The CDC has reported a sharp increase in the number of poison control hotline calls related to liquid nicotine exposure in children — from one per month in September 2010 to 215 per month in February 2014. The most common adverse health effects mentioned in e-cigarette calls were vomiting, nausea and eye irritation.
Previously nicotine poisoning was only reported in children who ate tobacco products. Liquids can be ingested or absorbed by the skin and may be more enticing to children because of their flavorings.
The National Institutes of Health notes nicotine itself can have adverse health consequences, which can include increased blood pressure and heart rate, nausea, sweating, and diarrhea.
Although not all the evidence is in on e-cigs, the FDA was not deterred in April from requesting authority to regulate e-cigarettes and liquid nicotine products.
Among the new regulations would be:
n Minimum age and identification restrictions to prevent sales to underage youth
n Requirements to include health warnings
n Prohibition of vending machine sales, unless in a facility that never admits youth
Tobacco product makers would have to:
n Register with the FDA and report product and ingredient listings
n Only market new tobacco products after FDA review
n Only make direct and implied claims of reduced risk if the FDA confirms that scientific evidence supports the claim and marketing the product will benefit public health as a whole
n Not distribute free samples
Local governments, including the city of McPherson, also are looking at regulating the new nicotine products.
On Monday, the city will look at e-cigarettes in terms of city codes. The new regulations would treat e-cigarettes similarly to other tobacco products, including prohibiting purchase and consumption of liquid nicotine by anyone younger than 18.
The city also is considering a city ordinance based on Salina’s smoking ordinance that would ban smoking e-cigarettes in all the same locations traditional cigarettes are banned.
The nonsmoking public should appreciate some users of e-cigarettes are using the products to quit smoking or reduce the adverse health effects of their nicotine consumption.
However, trading cigarettes for e-cigarettes is trading one addiction for another. Smoking cessation options are available that will not injure smokers or those around them.
Government officials can’t ignore the potential adverse health affects of liquid and vapor nicotine on the nonsmoking public.

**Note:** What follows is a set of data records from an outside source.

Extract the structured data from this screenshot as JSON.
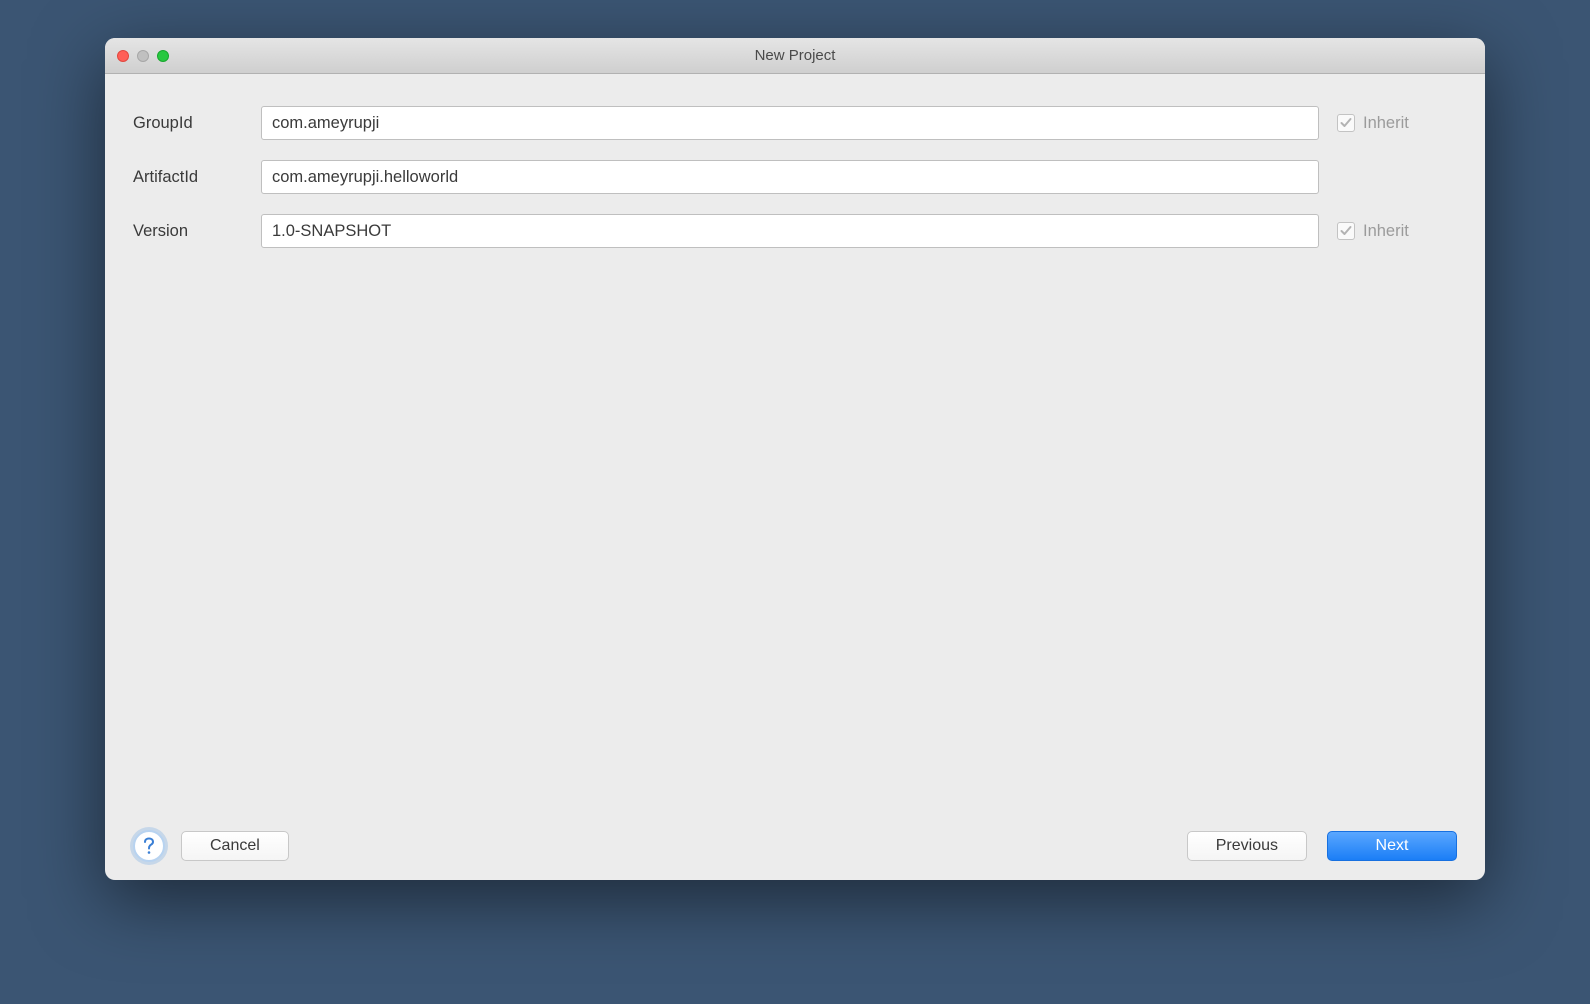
{
  "window": {
    "title": "New Project"
  },
  "form": {
    "groupId": {
      "label": "GroupId",
      "value": "com.ameyrupji",
      "inheritLabel": "Inherit",
      "inheritChecked": true
    },
    "artifactId": {
      "label": "ArtifactId",
      "value": "com.ameyrupji.helloworld"
    },
    "version": {
      "label": "Version",
      "value": "1.0-SNAPSHOT",
      "inheritLabel": "Inherit",
      "inheritChecked": true
    }
  },
  "buttons": {
    "cancel": "Cancel",
    "previous": "Previous",
    "next": "Next"
  }
}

They also can’t neglect the potential hazards to youth who may be exposed to or become hooked on a highly addictive drug through contact with e-cigarettes.
The e-cigarette industry already has grown at rapid rate. The time to put in place safeguards is now.
The McPherson community is urged to support the city’s attempts to regulate e-cigarettes and liquid nicotine.

— Cristina Janney for The McPherson Sentinel Editorial Board.